U.S. jobless claims have hit their lowest point in nearly half a century. The U.S. Labor Department's Oct. 13 report states that people filing for unemployment benefits has reached a 43-year low, and may signal a rise in interest rates come December.
"The data are making the Fed's current policy look too wrong-footed and the markets are waiting for them to get back on track, most likely in December," Chris Rupkey, chief economist with MUFG Union Bank, told Reuters.
Jobless claims for the week ending Oct. 8 held at a seasonally adjusted 246,000, a number unseen since November 1973.
“These numbers are really remarkable given that the labor force is obviously a lot bigger than it was in 1973,” Patrick Newport, economist with IHS Global Insight, told Bloomberg. “They tell us of a relatively healthy labor market ... Even though claims are down, there’s still slack in the labor market.”
While jobless claims have dropped, so too have job openings.
"These data can be volatile and the openings rate is still fairly high, so it is too early to tell whether this is a signal or just the noise of volatile monthly data," said John Ryding, chief economist at RDQ Economics, reports Reuters. "However, if this drop is sustained, it could be a sign of increased caution on the part of businesses."
"The bigger concern in the data is that openings declined year-over-year in some high-wage industries, like finance, professional services and information," said Jed Kolko, chief economist for Indeed.com. "Plus, last Friday's jobs report showed slower job growth in higher-wage industries. These factors are worth watching."
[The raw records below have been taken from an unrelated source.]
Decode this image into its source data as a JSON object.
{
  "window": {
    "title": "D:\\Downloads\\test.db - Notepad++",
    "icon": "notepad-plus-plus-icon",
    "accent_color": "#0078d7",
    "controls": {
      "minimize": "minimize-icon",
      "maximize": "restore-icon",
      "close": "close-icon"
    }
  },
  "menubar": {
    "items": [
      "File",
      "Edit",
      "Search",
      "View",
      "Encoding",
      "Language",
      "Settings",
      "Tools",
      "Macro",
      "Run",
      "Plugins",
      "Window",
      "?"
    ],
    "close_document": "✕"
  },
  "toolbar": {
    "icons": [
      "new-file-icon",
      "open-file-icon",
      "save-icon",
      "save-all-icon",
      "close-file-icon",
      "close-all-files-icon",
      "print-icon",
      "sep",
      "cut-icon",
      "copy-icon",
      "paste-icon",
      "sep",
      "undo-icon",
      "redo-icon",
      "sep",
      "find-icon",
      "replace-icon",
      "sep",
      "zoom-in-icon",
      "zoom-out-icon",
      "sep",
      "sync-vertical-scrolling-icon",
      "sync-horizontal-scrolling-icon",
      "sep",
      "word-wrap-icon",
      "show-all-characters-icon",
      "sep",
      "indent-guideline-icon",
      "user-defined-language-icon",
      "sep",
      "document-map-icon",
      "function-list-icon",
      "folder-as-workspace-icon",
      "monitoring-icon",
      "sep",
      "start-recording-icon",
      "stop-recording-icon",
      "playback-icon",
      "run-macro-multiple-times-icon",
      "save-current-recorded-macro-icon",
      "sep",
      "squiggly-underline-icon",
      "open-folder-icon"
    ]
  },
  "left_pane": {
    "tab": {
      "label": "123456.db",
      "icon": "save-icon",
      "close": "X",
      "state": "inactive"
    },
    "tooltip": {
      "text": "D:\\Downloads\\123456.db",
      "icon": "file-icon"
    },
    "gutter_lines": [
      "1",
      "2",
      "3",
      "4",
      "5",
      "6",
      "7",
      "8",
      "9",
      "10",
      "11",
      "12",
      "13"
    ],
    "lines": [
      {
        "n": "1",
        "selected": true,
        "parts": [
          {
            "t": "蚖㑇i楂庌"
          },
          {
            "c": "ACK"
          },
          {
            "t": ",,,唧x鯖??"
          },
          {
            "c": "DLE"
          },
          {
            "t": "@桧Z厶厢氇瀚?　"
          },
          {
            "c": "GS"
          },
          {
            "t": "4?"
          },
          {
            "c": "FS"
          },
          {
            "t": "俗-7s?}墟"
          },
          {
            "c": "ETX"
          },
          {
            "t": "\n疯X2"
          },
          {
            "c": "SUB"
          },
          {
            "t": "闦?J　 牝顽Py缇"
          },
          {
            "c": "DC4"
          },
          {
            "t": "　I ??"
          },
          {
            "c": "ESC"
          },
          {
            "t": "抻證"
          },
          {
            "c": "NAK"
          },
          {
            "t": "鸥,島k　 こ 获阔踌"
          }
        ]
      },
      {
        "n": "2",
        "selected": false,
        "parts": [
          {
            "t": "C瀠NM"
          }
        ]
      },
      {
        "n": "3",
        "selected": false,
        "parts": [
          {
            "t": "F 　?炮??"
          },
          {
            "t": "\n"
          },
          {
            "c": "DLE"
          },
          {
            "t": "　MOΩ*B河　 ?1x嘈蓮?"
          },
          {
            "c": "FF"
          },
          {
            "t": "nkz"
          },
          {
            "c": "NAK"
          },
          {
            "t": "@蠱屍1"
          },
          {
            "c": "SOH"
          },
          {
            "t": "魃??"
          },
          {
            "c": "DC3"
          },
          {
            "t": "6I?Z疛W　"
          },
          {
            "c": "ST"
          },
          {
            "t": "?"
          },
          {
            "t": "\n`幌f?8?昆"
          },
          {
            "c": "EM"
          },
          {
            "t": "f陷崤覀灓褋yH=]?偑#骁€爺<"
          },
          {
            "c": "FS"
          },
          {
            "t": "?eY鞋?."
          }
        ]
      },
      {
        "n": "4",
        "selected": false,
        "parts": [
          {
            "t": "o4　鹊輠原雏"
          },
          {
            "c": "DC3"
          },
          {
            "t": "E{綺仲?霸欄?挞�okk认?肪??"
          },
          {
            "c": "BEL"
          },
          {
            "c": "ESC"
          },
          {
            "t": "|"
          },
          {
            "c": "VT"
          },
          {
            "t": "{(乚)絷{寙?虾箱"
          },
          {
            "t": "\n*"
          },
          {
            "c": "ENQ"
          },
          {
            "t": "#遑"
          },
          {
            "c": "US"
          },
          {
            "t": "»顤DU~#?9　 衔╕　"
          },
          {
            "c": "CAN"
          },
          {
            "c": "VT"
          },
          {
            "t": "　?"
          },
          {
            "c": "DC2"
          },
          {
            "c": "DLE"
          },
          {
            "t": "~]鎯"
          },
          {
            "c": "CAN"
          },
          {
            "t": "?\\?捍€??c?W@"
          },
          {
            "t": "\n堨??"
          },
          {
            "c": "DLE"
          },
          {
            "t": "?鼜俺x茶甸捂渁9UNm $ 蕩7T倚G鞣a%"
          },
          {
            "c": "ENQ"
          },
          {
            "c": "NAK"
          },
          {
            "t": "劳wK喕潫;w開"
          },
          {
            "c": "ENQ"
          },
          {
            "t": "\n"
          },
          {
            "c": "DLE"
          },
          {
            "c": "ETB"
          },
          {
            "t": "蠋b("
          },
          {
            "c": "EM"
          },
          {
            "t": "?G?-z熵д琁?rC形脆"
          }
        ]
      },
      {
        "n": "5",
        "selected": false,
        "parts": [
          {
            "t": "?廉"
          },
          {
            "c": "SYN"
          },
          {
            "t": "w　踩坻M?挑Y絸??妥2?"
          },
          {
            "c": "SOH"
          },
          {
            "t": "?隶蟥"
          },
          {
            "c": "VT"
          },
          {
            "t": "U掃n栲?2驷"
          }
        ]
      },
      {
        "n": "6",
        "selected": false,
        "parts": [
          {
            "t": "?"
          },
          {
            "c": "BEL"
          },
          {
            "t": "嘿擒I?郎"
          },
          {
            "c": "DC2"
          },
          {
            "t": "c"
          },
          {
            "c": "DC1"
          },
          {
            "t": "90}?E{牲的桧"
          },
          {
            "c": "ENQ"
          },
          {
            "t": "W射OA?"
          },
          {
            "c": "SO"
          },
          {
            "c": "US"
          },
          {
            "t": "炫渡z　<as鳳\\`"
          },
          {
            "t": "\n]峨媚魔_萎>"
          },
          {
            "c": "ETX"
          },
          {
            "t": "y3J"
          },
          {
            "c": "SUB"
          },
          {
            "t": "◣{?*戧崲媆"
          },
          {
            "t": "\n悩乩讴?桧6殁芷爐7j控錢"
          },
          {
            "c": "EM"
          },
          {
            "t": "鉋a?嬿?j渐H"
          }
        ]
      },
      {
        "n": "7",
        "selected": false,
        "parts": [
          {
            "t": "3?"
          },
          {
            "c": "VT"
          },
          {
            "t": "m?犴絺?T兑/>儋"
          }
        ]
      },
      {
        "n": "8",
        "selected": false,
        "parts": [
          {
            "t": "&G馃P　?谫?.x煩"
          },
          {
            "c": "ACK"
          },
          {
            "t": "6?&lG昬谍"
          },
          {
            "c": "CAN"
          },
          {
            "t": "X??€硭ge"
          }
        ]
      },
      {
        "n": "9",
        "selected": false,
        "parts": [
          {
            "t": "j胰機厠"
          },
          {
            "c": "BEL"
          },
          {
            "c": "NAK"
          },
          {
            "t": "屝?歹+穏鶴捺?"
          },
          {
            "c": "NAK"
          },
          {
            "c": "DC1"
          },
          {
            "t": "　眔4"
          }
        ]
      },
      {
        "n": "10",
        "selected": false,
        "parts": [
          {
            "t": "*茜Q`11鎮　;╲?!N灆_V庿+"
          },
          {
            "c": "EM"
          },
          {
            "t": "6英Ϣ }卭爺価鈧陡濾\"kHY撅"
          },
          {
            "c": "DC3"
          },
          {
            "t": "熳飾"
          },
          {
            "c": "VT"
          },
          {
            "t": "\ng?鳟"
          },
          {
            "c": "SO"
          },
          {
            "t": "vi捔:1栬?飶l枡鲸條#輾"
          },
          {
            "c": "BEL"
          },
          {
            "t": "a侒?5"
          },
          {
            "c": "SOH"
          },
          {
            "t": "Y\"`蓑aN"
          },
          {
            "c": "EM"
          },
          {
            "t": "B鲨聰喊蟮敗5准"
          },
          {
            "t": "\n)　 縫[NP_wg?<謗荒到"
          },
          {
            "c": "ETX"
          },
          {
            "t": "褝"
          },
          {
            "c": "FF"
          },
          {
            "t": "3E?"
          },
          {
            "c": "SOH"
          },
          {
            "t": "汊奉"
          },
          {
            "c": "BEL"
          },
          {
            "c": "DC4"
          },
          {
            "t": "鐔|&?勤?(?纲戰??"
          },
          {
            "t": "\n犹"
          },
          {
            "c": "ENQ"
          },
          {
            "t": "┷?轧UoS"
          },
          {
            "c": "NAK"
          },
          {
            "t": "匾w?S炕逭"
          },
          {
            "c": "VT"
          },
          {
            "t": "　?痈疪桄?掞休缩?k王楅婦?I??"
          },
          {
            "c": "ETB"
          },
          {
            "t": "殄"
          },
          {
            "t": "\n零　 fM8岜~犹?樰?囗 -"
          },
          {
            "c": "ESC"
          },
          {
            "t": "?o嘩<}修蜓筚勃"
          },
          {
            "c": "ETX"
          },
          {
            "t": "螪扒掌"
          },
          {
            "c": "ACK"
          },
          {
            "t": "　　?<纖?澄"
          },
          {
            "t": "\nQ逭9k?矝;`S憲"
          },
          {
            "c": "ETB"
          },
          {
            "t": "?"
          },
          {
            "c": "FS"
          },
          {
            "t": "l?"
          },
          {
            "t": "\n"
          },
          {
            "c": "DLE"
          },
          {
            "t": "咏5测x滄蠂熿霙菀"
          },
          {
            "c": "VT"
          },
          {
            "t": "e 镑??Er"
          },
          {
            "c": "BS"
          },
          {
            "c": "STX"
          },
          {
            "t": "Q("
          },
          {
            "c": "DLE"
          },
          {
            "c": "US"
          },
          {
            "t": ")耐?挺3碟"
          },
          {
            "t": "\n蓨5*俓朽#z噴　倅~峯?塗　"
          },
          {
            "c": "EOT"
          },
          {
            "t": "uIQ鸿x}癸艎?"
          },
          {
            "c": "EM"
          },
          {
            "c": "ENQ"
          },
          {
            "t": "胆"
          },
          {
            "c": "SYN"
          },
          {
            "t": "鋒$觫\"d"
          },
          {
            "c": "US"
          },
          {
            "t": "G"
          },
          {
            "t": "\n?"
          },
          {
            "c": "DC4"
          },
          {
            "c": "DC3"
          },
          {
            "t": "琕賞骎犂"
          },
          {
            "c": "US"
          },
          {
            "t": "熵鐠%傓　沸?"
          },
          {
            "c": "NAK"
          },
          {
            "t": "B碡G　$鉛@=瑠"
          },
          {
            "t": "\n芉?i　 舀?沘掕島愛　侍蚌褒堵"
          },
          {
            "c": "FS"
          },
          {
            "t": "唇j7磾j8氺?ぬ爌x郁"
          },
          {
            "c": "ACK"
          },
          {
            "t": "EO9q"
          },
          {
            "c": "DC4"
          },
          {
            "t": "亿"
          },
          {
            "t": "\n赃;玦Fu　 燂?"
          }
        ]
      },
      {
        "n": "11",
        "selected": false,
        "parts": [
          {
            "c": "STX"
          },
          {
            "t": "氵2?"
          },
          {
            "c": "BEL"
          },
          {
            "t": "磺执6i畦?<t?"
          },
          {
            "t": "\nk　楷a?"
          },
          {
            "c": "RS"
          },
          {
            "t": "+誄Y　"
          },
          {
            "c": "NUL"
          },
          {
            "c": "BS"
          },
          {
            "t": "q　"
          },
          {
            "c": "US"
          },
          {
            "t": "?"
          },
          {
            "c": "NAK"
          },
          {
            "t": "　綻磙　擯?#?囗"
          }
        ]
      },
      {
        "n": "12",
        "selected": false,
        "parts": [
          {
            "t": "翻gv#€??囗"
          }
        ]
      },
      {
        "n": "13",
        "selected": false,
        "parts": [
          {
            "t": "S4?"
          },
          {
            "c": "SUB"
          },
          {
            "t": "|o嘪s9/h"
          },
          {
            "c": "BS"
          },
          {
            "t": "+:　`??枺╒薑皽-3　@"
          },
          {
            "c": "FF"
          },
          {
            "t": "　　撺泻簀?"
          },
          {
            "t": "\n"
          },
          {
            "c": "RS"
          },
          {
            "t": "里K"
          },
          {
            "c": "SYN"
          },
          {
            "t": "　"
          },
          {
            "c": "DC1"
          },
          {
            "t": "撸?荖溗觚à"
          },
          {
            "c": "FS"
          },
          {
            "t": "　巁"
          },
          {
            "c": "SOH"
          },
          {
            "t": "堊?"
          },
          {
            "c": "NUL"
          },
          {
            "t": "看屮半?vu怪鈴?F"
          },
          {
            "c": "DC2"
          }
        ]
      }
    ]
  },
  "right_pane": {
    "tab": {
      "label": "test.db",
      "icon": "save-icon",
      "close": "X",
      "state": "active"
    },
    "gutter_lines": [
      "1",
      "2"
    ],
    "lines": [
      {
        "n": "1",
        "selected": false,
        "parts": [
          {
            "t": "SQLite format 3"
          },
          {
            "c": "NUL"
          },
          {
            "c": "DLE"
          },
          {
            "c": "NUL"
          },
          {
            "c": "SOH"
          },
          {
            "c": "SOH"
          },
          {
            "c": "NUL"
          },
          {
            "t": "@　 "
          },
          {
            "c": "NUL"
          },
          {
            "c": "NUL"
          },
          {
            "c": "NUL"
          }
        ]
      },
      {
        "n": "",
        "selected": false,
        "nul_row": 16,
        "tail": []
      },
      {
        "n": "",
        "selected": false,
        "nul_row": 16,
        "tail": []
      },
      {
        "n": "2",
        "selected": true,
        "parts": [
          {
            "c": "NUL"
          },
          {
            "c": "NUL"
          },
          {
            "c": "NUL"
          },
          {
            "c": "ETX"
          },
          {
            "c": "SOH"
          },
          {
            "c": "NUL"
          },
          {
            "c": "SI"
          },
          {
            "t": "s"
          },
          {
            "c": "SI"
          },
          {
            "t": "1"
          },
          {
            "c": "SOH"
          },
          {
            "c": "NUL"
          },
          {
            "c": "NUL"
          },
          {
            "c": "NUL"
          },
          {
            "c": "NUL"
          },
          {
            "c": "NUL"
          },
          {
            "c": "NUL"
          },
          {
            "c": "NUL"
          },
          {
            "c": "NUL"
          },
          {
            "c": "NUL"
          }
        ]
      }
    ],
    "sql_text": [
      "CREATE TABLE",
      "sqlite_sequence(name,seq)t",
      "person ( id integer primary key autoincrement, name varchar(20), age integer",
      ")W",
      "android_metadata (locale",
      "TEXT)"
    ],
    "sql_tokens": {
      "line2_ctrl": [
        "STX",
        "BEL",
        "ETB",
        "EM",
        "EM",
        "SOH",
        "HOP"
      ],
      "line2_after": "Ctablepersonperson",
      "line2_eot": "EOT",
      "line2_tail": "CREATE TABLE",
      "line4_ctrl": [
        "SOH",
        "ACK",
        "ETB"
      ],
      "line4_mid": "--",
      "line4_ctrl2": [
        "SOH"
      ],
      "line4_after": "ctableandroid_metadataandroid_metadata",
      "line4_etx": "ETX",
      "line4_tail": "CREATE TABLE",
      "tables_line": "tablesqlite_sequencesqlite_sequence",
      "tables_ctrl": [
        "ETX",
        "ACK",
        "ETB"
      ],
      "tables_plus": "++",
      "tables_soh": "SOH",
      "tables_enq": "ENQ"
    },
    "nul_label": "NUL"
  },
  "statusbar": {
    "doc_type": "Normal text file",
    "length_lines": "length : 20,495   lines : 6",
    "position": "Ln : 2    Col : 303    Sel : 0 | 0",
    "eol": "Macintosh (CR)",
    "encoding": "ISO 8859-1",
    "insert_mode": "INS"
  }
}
But Kolko later added, "Nearly two-thirds of job separations are people voluntarily quitting rather than getting laid off or fired. That's a good indicator that workers are confident they will find new jobs.”